Records excerpted from a collection:
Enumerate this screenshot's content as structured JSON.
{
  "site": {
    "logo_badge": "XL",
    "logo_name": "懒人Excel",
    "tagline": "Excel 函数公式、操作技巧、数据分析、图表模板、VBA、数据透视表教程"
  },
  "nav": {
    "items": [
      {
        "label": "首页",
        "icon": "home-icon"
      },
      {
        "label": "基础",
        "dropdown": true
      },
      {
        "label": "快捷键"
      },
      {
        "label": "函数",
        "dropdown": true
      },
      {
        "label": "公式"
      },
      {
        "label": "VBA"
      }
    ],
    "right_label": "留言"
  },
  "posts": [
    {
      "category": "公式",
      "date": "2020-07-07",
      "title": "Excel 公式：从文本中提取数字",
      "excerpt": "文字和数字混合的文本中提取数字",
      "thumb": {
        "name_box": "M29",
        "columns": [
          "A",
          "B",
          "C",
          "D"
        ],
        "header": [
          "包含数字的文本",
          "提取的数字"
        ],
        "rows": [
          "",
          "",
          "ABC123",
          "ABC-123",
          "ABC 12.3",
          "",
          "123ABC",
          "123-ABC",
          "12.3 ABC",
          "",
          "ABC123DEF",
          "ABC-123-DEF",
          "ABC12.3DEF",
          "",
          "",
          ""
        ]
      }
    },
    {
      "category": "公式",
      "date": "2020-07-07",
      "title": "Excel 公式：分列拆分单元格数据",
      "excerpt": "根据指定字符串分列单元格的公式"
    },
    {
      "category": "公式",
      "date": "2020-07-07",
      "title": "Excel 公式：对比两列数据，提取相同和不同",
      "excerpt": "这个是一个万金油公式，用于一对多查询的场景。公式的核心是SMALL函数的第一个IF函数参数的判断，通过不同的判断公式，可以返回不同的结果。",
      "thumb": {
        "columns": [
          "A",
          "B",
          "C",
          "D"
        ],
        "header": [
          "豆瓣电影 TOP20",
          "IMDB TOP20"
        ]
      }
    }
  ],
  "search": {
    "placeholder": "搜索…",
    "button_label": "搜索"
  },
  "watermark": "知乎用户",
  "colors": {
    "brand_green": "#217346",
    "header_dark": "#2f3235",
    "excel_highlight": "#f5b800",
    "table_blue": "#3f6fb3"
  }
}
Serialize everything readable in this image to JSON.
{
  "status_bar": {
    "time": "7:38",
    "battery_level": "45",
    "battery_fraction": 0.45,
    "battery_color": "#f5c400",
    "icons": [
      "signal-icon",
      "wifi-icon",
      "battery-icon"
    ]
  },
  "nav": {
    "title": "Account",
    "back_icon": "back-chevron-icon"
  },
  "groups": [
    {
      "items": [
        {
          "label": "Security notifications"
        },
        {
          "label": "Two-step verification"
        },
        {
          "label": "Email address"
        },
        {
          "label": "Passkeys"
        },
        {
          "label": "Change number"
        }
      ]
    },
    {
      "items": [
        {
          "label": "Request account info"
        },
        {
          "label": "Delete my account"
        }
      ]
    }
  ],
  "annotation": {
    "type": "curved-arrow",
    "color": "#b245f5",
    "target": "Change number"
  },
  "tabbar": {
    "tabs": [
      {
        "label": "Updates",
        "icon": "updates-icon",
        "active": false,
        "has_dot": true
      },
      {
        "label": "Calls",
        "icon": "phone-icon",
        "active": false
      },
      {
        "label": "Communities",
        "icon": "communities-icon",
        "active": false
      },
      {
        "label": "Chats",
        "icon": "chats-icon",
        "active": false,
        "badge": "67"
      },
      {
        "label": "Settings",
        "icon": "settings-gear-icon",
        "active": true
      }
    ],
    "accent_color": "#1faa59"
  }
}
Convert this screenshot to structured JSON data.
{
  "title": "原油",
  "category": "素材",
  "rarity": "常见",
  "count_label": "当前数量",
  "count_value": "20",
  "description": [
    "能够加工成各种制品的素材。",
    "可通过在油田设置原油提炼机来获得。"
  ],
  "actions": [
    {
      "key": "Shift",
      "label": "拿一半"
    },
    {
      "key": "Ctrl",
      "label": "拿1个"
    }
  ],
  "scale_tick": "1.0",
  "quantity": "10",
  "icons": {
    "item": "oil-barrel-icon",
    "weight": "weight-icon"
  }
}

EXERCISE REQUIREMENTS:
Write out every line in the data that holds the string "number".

TASK OUTPUT:
          "label": "Change number"
    "target": "Change number"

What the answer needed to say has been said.